252 U.S. 399 (1920)
U.S. Supreme Court
South Covington Ry. Co. v. Kentucky, 252 U.S. 399 (1920)
South Covington & Cincinnati Street Railway Company v. Kentucky
Argued March 18, 19, 1920
Decided April 19, 1920
252 U.S. 399
State law requiring interurban railroad companies to supply separate cars or compartments for white and colored passengers, and punishing failure to do so, is not an unconstitutional burden on interstate commerce as applied to such a railroad, owned by a local corporation and lying wholly within such state while in control of an allied street car company and in practice operated as part of a streetcar system over which the cars are run to and from a city in another state (where such separation of races is illegal) and passengers are
carried through to destination without change for a single fare, those traveling interstate greatly exceeding in number those travel ing wholly within the state making the requirement. P. 403.
181 Ky. 449 affirmed.
The case is stated in the opinion.
Official Supreme Court caselaw is only found in the print version of the United States Reports.
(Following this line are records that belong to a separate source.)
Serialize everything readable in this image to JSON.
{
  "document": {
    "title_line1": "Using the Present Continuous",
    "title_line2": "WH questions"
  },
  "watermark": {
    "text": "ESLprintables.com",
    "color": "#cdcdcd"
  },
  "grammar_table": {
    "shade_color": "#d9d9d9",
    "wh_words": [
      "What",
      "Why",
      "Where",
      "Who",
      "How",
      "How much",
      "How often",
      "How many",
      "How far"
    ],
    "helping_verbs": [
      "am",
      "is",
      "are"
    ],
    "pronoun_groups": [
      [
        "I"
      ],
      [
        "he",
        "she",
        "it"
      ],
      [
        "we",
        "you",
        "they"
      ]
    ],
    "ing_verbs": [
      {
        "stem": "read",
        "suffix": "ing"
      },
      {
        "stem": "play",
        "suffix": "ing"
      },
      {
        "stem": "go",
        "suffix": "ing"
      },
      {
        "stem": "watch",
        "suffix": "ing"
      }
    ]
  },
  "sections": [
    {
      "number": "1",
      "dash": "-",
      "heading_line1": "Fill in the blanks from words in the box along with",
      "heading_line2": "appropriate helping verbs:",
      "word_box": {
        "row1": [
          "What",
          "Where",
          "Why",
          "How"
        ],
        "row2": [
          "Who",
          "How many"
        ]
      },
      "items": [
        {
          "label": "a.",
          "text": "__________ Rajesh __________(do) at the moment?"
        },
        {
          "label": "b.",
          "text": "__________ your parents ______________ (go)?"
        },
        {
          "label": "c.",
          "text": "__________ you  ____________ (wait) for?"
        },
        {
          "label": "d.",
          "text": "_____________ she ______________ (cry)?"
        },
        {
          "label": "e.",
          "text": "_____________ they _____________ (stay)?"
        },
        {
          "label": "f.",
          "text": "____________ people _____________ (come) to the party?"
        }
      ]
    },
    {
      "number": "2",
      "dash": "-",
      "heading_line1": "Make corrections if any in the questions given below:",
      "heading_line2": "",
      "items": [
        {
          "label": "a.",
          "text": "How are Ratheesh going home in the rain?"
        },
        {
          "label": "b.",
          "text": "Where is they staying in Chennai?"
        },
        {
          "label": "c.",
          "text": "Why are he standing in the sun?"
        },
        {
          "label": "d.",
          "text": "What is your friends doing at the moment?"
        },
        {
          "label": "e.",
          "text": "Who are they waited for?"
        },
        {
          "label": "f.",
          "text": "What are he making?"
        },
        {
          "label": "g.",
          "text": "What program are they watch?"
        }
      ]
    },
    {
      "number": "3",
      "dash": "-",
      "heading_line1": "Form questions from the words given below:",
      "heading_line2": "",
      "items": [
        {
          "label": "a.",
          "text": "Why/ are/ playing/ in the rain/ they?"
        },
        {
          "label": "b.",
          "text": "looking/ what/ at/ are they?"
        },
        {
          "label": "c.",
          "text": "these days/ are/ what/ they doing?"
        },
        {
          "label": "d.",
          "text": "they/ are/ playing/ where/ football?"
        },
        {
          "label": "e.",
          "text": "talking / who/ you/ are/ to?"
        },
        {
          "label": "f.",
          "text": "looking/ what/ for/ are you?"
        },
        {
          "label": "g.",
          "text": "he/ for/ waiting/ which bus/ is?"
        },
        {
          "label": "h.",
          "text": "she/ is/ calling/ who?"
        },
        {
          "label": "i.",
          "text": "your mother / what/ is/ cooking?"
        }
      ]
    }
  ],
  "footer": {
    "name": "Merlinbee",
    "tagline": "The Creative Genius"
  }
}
Justia caselaw is provided for general informational purposes only, and may not reflect current legal developments, verdicts or settlements. We make no warranties or guarantees about the accuracy, completeness, or adequacy of the information contained on this site or information linked to from this site. Please check official sources.